When Leaves Fall, Fire Danger Rises
Fall is upon us. The leaves are turning colors and falling from the trees. Pines, spruce, and other evergreens are in the midst of their seasonal needle drop. Plants and grasses are going dormant, leaving only crispy brown remnants of what was their green, flowering summer glory. As the leaves fall, the risk of wildfires rises. Dry, windy conditions have resulted in nearly a dozen wildfires in the last week here in Wisconsin.
Wildfires can occur any time of the year when the ground is not snow covered. Wildfires are more likely to start when people burn leaves and brush, leave campfires unattended, dump wood ash outdoors, or operate vehicles or equipment near wildland vegetation. Wildfires are more likely to spread when there is an abundance of dead vegetation around to carry the flames.
In Wisconsin, the top causes of wildfires during the fall of the year are:
1. 27% Equipment (logging or farm machinery, vehicle exhaust or equipment sparks)
2. 25% Debris burning (burning brush, leaves, or trash in burn barrels or on the ground)
3. 9% Improper ash disposal (dumping wood ash from fireplaces, wood stoves, etc. outdoors)
4. 6% each – power lines and incendiary
5. 5% campfires
Keeping leaves swept off the deck reduces the amount of burnable wildland “fuel” next to your home or cabin.
Taking precautions anytime you use fire outdoors is your key to preventing wildfires and paying a hefty suppression bill should you start one. If you use a woodstove or fireplace for heating your home, either empty the ashes into a metal container with a tight-fitting lid or dump the ashes onto bare soil then drown the ash with water and stir until you’re sure no hot embers remain. The same goes for campfires, burn barrels and burned leaf and brush piles – before you leave the area, drown the ashes, stir, and keep adding water until all smoke is gone.
There are simple things property owners can do to protect their home or cabin from wildfire this fall and next spring when wildfire potential is at its greatest. Your “home ignition zone” is your home and its surroundings out to at least 100 feet (up to 200 feet if your home is surrounded by pine trees). Research has shown that the characteristics of buildings and their immediate surroundings determine the risk of them igniting during a wildfire.
Fall is a great time of year to gather fallen branches.
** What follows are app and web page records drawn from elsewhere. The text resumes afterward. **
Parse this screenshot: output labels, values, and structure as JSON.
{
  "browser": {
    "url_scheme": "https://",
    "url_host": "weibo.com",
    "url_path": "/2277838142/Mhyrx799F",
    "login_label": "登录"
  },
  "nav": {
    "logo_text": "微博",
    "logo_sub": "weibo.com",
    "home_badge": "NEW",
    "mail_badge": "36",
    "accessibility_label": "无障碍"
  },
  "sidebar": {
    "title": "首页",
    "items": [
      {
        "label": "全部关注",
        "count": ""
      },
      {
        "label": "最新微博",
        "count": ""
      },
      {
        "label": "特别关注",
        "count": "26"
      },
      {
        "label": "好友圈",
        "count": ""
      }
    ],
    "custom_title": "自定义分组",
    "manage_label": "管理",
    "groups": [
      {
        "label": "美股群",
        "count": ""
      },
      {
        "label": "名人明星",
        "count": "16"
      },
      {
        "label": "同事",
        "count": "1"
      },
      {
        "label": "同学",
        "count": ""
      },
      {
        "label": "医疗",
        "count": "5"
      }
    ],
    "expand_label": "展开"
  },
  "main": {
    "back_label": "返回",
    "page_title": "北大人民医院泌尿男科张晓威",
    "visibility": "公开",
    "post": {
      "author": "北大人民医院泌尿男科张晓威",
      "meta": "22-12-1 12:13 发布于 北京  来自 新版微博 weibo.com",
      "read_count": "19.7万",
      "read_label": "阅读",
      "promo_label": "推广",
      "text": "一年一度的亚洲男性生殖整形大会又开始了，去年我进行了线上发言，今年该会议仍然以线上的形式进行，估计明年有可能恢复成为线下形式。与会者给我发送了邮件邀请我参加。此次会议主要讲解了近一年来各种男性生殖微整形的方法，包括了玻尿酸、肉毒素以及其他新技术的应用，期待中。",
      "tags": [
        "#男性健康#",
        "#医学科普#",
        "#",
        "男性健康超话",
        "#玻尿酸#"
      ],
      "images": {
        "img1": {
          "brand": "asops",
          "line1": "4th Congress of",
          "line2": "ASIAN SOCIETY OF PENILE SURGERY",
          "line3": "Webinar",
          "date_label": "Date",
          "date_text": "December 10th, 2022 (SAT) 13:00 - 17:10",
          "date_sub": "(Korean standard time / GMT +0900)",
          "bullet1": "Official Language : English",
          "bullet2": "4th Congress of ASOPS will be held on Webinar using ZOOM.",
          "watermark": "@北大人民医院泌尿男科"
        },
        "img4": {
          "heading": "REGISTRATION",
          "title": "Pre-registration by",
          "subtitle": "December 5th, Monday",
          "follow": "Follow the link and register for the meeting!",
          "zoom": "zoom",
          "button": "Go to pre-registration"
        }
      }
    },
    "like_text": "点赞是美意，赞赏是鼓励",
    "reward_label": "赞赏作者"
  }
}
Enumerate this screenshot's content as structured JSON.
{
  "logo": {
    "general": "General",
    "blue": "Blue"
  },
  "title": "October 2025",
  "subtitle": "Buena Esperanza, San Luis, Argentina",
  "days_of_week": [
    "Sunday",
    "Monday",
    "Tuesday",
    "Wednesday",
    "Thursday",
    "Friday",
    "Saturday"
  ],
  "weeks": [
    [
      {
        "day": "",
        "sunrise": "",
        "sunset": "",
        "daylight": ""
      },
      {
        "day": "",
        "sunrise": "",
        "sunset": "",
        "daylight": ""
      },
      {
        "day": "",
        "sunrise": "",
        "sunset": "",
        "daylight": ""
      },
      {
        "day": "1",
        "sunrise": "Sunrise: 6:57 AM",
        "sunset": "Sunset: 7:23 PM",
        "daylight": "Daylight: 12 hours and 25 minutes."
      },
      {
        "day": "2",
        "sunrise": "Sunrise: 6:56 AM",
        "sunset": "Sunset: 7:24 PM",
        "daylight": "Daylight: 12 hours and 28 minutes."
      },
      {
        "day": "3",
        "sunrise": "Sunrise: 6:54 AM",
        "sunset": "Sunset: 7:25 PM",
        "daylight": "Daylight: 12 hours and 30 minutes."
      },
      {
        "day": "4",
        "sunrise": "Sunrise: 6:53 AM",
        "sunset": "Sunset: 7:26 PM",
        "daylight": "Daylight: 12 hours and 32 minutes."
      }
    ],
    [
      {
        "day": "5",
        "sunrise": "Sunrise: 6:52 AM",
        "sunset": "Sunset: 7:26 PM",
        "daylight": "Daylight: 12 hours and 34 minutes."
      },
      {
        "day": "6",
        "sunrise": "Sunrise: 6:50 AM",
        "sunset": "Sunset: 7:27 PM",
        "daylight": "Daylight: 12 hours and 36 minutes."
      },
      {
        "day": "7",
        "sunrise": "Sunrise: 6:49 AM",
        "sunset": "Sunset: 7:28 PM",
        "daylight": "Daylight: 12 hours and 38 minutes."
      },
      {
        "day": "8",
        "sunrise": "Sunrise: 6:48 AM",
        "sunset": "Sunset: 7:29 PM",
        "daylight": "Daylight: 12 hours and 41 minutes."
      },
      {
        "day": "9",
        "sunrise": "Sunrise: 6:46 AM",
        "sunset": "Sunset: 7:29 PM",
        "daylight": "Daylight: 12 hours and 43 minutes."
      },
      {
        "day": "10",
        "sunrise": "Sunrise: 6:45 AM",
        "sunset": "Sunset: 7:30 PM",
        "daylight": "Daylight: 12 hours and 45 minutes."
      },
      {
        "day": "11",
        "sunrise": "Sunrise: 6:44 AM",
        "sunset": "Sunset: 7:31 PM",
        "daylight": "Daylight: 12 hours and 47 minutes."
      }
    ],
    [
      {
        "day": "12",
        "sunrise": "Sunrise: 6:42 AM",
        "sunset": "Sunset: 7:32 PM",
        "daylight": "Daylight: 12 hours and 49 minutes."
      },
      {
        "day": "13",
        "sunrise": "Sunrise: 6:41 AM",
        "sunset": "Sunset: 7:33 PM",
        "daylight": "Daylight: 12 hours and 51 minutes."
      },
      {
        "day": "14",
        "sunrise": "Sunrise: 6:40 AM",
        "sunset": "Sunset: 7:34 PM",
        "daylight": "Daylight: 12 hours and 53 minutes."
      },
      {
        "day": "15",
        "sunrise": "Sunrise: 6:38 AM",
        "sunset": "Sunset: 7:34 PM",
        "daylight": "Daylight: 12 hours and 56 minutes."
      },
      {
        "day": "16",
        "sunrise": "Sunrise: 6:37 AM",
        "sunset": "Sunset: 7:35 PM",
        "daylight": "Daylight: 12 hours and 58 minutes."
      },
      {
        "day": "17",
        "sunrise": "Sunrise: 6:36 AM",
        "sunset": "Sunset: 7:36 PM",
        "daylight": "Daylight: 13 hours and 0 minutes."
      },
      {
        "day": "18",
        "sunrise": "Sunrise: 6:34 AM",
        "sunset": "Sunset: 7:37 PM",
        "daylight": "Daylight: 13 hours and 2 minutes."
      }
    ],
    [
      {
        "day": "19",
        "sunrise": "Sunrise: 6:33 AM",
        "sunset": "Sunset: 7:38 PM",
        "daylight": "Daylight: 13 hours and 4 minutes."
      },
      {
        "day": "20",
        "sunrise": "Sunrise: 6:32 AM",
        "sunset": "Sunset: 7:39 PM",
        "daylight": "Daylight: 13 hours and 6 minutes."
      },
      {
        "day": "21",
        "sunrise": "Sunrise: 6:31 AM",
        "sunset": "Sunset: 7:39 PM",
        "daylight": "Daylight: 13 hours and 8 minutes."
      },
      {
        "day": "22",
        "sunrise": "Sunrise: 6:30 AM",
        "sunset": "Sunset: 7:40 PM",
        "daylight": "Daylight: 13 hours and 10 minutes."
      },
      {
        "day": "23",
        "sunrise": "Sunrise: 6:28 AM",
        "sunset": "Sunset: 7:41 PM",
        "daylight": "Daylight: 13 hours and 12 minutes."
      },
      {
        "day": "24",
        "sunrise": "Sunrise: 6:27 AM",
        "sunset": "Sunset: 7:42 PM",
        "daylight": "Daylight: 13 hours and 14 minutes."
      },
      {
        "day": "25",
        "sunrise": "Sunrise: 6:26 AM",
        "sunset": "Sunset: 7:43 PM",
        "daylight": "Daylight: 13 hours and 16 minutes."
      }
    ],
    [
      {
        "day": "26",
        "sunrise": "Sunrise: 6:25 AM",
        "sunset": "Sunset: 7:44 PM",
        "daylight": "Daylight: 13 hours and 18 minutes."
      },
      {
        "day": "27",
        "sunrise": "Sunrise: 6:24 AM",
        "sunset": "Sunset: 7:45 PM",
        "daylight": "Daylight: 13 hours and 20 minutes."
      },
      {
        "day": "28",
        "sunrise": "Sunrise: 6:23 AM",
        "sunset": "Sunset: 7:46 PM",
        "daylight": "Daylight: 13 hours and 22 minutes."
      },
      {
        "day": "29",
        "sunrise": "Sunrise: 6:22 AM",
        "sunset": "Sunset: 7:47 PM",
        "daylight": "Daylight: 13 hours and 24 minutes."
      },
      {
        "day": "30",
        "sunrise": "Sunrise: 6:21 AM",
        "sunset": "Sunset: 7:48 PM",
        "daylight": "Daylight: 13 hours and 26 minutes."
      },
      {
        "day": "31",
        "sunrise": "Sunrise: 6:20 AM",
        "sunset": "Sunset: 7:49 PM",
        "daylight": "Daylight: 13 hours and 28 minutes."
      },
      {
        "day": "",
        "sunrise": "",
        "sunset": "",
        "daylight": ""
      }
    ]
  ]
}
Take the brush to a community collection site or create small piles for wildlife habitat.
What can you do?
Rake up or mow leaves and pine needles
Remove dead plant material from gardens
Remove fallen leaves and needles from rain gutters, off the roof, under decks, in window wells and any other place around the home where this debris collects
Prune evergreen tree branches up and away from the ground
Compost leaves and garden clippings instead of burning
Keep aware of the fire danger year-round by bookmarking the DNR’s fire Web page: dnr.wi.gov, search “fire”.